_What you are asked to do_
Please give back each line below unchanged; none of the pictures should appear.

(Dataset excerpts)
--- START ---
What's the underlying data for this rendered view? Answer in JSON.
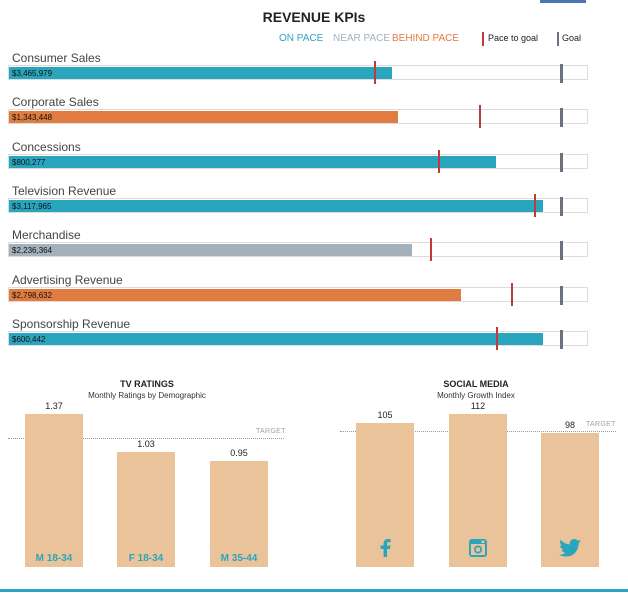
{
  "title": "REVENUE KPIs",
  "legend": {
    "on_pace": "ON PACE",
    "near_pace": "NEAR PACE",
    "behind_pace": "BEHIND PACE",
    "pace_to_goal": "Pace to goal",
    "goal": "Goal"
  },
  "colors": {
    "on_pace": "#2aa5be",
    "near_pace": "#a4b0ba",
    "behind_pace": "#e07c3f",
    "pace_marker": "#c0393b",
    "goal_marker": "#6a7280",
    "column": "#eac39a"
  },
  "chart_data": [
    {
      "type": "bar",
      "title": "REVENUE KPIs",
      "orientation": "horizontal",
      "value_scale": "fraction of goal",
      "items": [
        {
          "name": "Consumer Sales",
          "label": "$3,465,979",
          "value": 0.66,
          "pace": 0.63,
          "goal": 0.95,
          "status": "on_pace"
        },
        {
          "name": "Corporate Sales",
          "label": "$1,343,448",
          "value": 0.67,
          "pace": 0.81,
          "goal": 0.95,
          "status": "behind_pace"
        },
        {
          "name": "Concessions",
          "label": "$800,277",
          "value": 0.84,
          "pace": 0.74,
          "goal": 0.95,
          "status": "on_pace"
        },
        {
          "name": "Television Revenue",
          "label": "$3,117,965",
          "value": 0.92,
          "pace": 0.905,
          "goal": 0.95,
          "status": "on_pace"
        },
        {
          "name": "Merchandise",
          "label": "$2,236,364",
          "value": 0.695,
          "pace": 0.725,
          "goal": 0.95,
          "status": "near_pace"
        },
        {
          "name": "Advertising Revenue",
          "label": "$2,798,632",
          "value": 0.78,
          "pace": 0.865,
          "goal": 0.95,
          "status": "behind_pace"
        },
        {
          "name": "Sponsorship Revenue",
          "label": "$600,442",
          "value": 0.92,
          "pace": 0.84,
          "goal": 0.95,
          "status": "on_pace"
        }
      ]
    },
    {
      "type": "bar",
      "title": "TV RATINGS",
      "subtitle": "Monthly Ratings by Demographic",
      "categories": [
        "M 18-34",
        "F 18-34",
        "M 35-44"
      ],
      "values": [
        1.37,
        1.03,
        0.95
      ],
      "value_labels": [
        "1.37",
        "1.03",
        "0.95"
      ],
      "target_label": "TARGET",
      "target": 1.11,
      "ylim": [
        0,
        1.45
      ]
    },
    {
      "type": "bar",
      "title": "SOCIAL MEDIA",
      "subtitle": "Monthly Growth Index",
      "categories": [
        "facebook",
        "instagram",
        "twitter"
      ],
      "category_icons": [
        "facebook-icon",
        "instagram-icon",
        "twitter-icon"
      ],
      "values": [
        105,
        112,
        98
      ],
      "value_labels": [
        "105",
        "112",
        "98"
      ],
      "target_label": "TARGET",
      "target": 101.5,
      "ylim": [
        0,
        117
      ]
    }
  ]
}
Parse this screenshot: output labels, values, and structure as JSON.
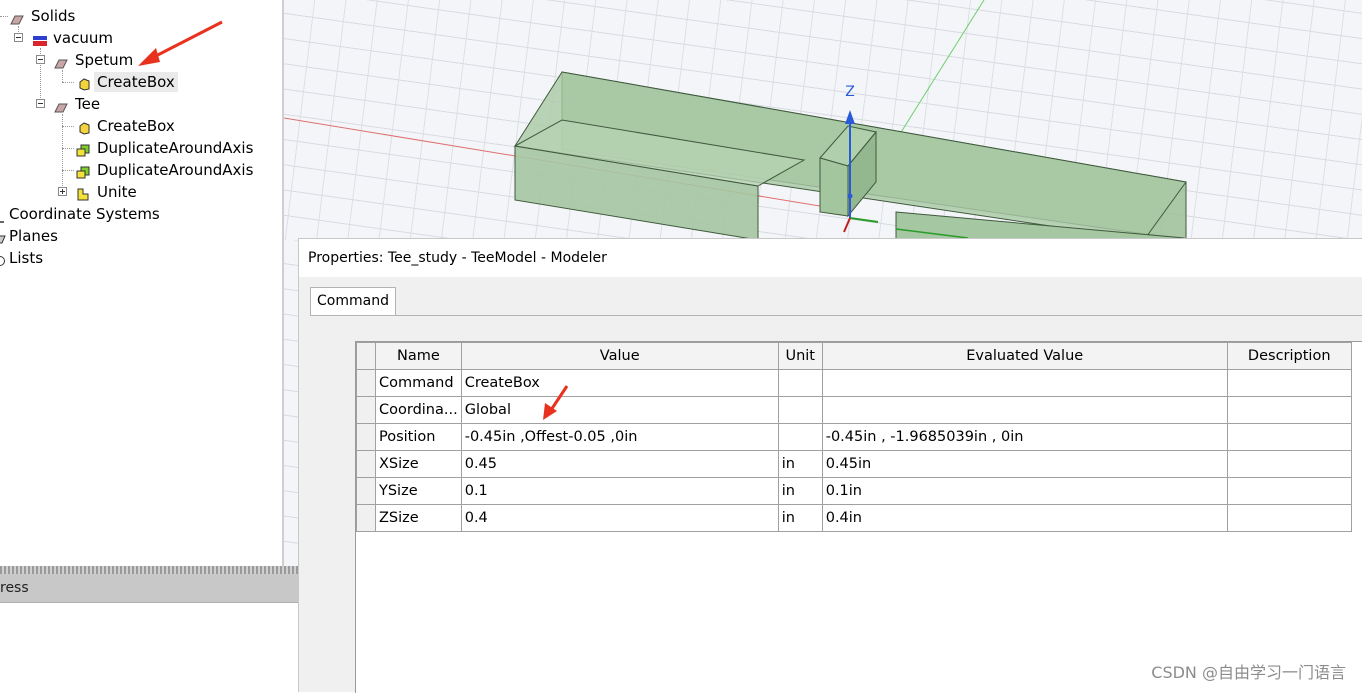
{
  "tree": {
    "solids": "Solids",
    "vacuum": "vacuum",
    "spetum": "Spetum",
    "spetum_createbox": "CreateBox",
    "tee": "Tee",
    "tee_createbox": "CreateBox",
    "duplicate1": "DuplicateAroundAxis",
    "duplicate2": "DuplicateAroundAxis",
    "unite": "Unite",
    "coordinate_systems": "Coordinate Systems",
    "planes": "Planes",
    "lists": "Lists"
  },
  "viewport": {
    "axis_z_label": "Z"
  },
  "progress_panel": {
    "title": "ress"
  },
  "properties": {
    "title": "Properties: Tee_study - TeeModel - Modeler",
    "tab": "Command",
    "columns": [
      "Name",
      "Value",
      "Unit",
      "Evaluated Value",
      "Description"
    ],
    "rows": [
      {
        "name": "Command",
        "value": "CreateBox",
        "unit": "",
        "evaluated": "",
        "description": ""
      },
      {
        "name": "Coordina...",
        "value": "Global",
        "unit": "",
        "evaluated": "",
        "description": ""
      },
      {
        "name": "Position",
        "value": "-0.45in ,Offest-0.05 ,0in",
        "unit": "",
        "evaluated": "-0.45in , -1.9685039in , 0in",
        "description": ""
      },
      {
        "name": "XSize",
        "value": "0.45",
        "unit": "in",
        "evaluated": "0.45in",
        "description": ""
      },
      {
        "name": "YSize",
        "value": "0.1",
        "unit": "in",
        "evaluated": "0.1in",
        "description": ""
      },
      {
        "name": "ZSize",
        "value": "0.4",
        "unit": "in",
        "evaluated": "0.4in",
        "description": ""
      }
    ]
  },
  "watermark": "CSDN @自由学习一门语言",
  "colors": {
    "annotation_arrow": "#e8321e",
    "box_fill": "#9cbf98",
    "box_edge": "#3f5a3c"
  }
}
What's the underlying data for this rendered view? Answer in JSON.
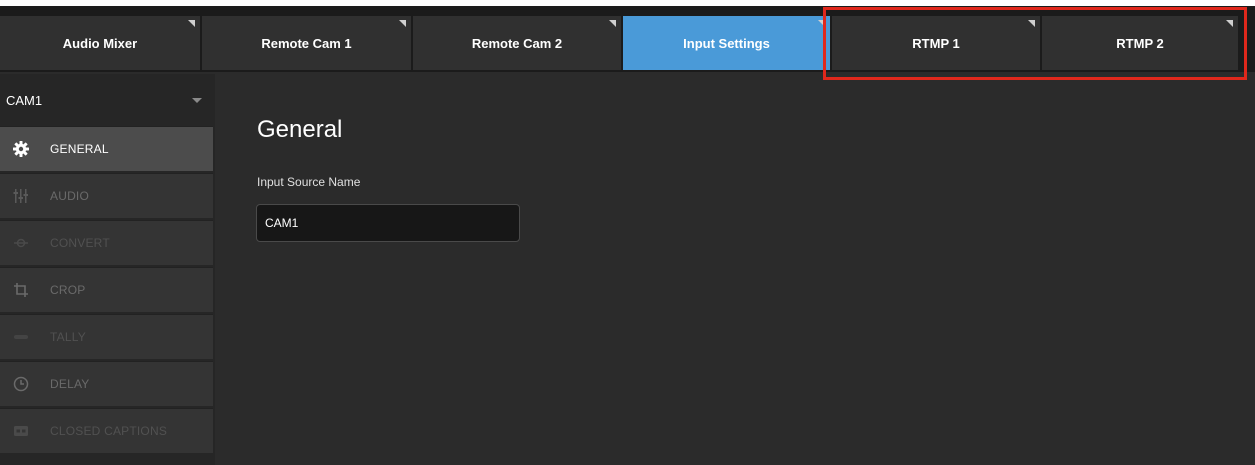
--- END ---
_Problem solution_
What's the underlying data for this rendered view? Answer in JSON.
{
  "title": "REVENUE KPIs",
  "legend": {
    "on_pace": "ON PACE",
    "near_pace": "NEAR PACE",
    "behind_pace": "BEHIND PACE",
    "pace_to_goal": "Pace to goal",
    "goal": "Goal"
  },
  "colors": {
    "on_pace": "#2aa5be",
    "near_pace": "#a4b0ba",
    "behind_pace": "#e07c3f",
    "pace_marker": "#c0393b",
    "goal_marker": "#6a7280",
    "column": "#eac39a"
  },
  "chart_data": [
    {
      "type": "bar",
      "title": "REVENUE KPIs",
      "orientation": "horizontal",
      "value_scale": "fraction of goal",
      "items": [
        {
          "name": "Consumer Sales",
          "label": "$3,465,979",
          "value": 0.66,
          "pace": 0.63,
          "goal": 0.95,
          "status": "on_pace"
        },
        {
          "name": "Corporate Sales",
          "label": "$1,343,448",
          "value": 0.67,
          "pace": 0.81,
          "goal": 0.95,
          "status": "behind_pace"
        },
        {
          "name": "Concessions",
          "label": "$800,277",
          "value": 0.84,
          "pace": 0.74,
          "goal": 0.95,
          "status": "on_pace"
        },
        {
          "name": "Television Revenue",
          "label": "$3,117,965",
          "value": 0.92,
          "pace": 0.905,
          "goal": 0.95,
          "status": "on_pace"
        },
        {
          "name": "Merchandise",
          "label": "$2,236,364",
          "value": 0.695,
          "pace": 0.725,
          "goal": 0.95,
          "status": "near_pace"
        },
        {
          "name": "Advertising Revenue",
          "label": "$2,798,632",
          "value": 0.78,
          "pace": 0.865,
          "goal": 0.95,
          "status": "behind_pace"
        },
        {
          "name": "Sponsorship Revenue",
          "label": "$600,442",
          "value": 0.92,
          "pace": 0.84,
          "goal": 0.95,
          "status": "on_pace"
        }
      ]
    },
    {
      "type": "bar",
      "title": "TV RATINGS",
      "subtitle": "Monthly Ratings by Demographic",
      "categories": [
        "M 18-34",
        "F 18-34",
        "M 35-44"
      ],
      "values": [
        1.37,
        1.03,
        0.95
      ],
      "value_labels": [
        "1.37",
        "1.03",
        "0.95"
      ],
      "target_label": "TARGET",
      "target": 1.11,
      "ylim": [
        0,
        1.45
      ]
    },
    {
      "type": "bar",
      "title": "SOCIAL MEDIA",
      "subtitle": "Monthly Growth Index",
      "categories": [
        "facebook",
        "instagram",
        "twitter"
      ],
      "category_icons": [
        "facebook-icon",
        "instagram-icon",
        "twitter-icon"
      ],
      "values": [
        105,
        112,
        98
      ],
      "value_labels": [
        "105",
        "112",
        "98"
      ],
      "target_label": "TARGET",
      "target": 101.5,
      "ylim": [
        0,
        117
      ]
    }
  ]
}
Parse this screenshot: output labels, values, and structure as JSON.
{
  "tree": {
    "solids": "Solids",
    "vacuum": "vacuum",
    "spetum": "Spetum",
    "spetum_createbox": "CreateBox",
    "tee": "Tee",
    "tee_createbox": "CreateBox",
    "duplicate1": "DuplicateAroundAxis",
    "duplicate2": "DuplicateAroundAxis",
    "unite": "Unite",
    "coordinate_systems": "Coordinate Systems",
    "planes": "Planes",
    "lists": "Lists"
  },
  "viewport": {
    "axis_z_label": "Z"
  },
  "progress_panel": {
    "title": "ress"
  },
  "properties": {
    "title": "Properties: Tee_study - TeeModel - Modeler",
    "tab": "Command",
    "columns": [
      "Name",
      "Value",
      "Unit",
      "Evaluated Value",
      "Description"
    ],
    "rows": [
      {
        "name": "Command",
        "value": "CreateBox",
        "unit": "",
        "evaluated": "",
        "description": ""
      },
      {
        "name": "Coordina...",
        "value": "Global",
        "unit": "",
        "evaluated": "",
        "description": ""
      },
      {
        "name": "Position",
        "value": "-0.45in ,Offest-0.05 ,0in",
        "unit": "",
        "evaluated": "-0.45in , -1.9685039in , 0in",
        "description": ""
      },
      {
        "name": "XSize",
        "value": "0.45",
        "unit": "in",
        "evaluated": "0.45in",
        "description": ""
      },
      {
        "name": "YSize",
        "value": "0.1",
        "unit": "in",
        "evaluated": "0.1in",
        "description": ""
      },
      {
        "name": "ZSize",
        "value": "0.4",
        "unit": "in",
        "evaluated": "0.4in",
        "description": ""
      }
    ]
  },
  "watermark": "CSDN @自由学习一门语言",
  "colors": {
    "annotation_arrow": "#e8321e",
    "box_fill": "#9cbf98",
    "box_edge": "#3f5a3c"
  }
}
What's the underlying data for this rendered view? Answer in JSON.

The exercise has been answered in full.